I have on more than one occasion defended our teachers, but today it is with a heavy heart that I write about our teachers and, sad to say, it is not in their defence. It is what I consider to be unacceptable behaviour for some of those who are given the responsibility of educating our children.
So often I hear teachers say that parents act as though they are to do all the work and they act as if the school is a nursery which they are paying for so they can drop off and pick up their children as they please. While that may be true to some extent, I believe that it is the teacher that the child spends most of its waking hours with and so the onus is also on the teacher to make sure that the children are developing into the young adults that we would want them to become.
Where am I going with this, you may ask? Well, recently, while visiting a school, I walked in on a teacher asking a child whether he possessed any common sense or furthermore, knew what common sense was. When she saw me, she stopped in mid sentence and waited until I was out of sight to continue to quarrel. To say the least I was livid, and it took every fibre in my being not to approach that teacher and give her a few words of advice.
Now what made me more upset was after some investigation, I came to understand that the woman was not just any teacher, but in fact the principal. Now if that is how she leads, I can just imagine how her flock follows. I am quite aware that teachers are only human, but they need to separate their personal lives from their professional ones and treat the children with the respect with which they would like to be treated.
I thought about how much that incident probably upset that child, because while he is young, that it not to say that he will not remember that scolding as he gets older. The children of today are indeed not like the children of yesteryear and retain so much more than I did at their age, and that is not that long ago.
I remember quite well, being scolded by a teacher while at secondary school for not knowing the answer to a question. I was in my 8th grade, I believe, and the teacher asked me how I managed to get to that school if I could not answer such a question. It is a memory that will last with me for the rest of my life. Back then I was certainly not as outspoken as I am now, and having great admiration and respect for that teacher I bit my tongue and took the insults.
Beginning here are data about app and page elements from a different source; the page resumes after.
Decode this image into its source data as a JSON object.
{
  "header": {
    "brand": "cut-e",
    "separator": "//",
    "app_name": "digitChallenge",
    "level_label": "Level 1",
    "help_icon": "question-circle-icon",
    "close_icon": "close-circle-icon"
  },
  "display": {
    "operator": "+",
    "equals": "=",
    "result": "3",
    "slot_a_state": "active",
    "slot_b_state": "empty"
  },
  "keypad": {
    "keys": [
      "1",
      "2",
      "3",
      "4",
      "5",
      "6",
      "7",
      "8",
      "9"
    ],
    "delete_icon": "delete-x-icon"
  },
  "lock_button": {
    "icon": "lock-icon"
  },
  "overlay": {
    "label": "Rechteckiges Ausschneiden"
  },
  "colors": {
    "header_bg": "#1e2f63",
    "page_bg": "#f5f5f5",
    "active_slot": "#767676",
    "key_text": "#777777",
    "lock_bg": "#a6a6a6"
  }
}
I say that to point out that often teachers are oblivious to the fact that what they might consider simple comments, can have seriously negative impacts on the children to whom the comments have been directed. Granted that teacher’s comments made me a lot tougher, but made to someone else, it might have had a totally opposite reaction. Frankly I am of the belief that teachers need to do a refresher’s course in how to relate to children, that I think could help a lot of our children to relate to them better and put an end to a lot of the tension exhibited in the school between these two groupings.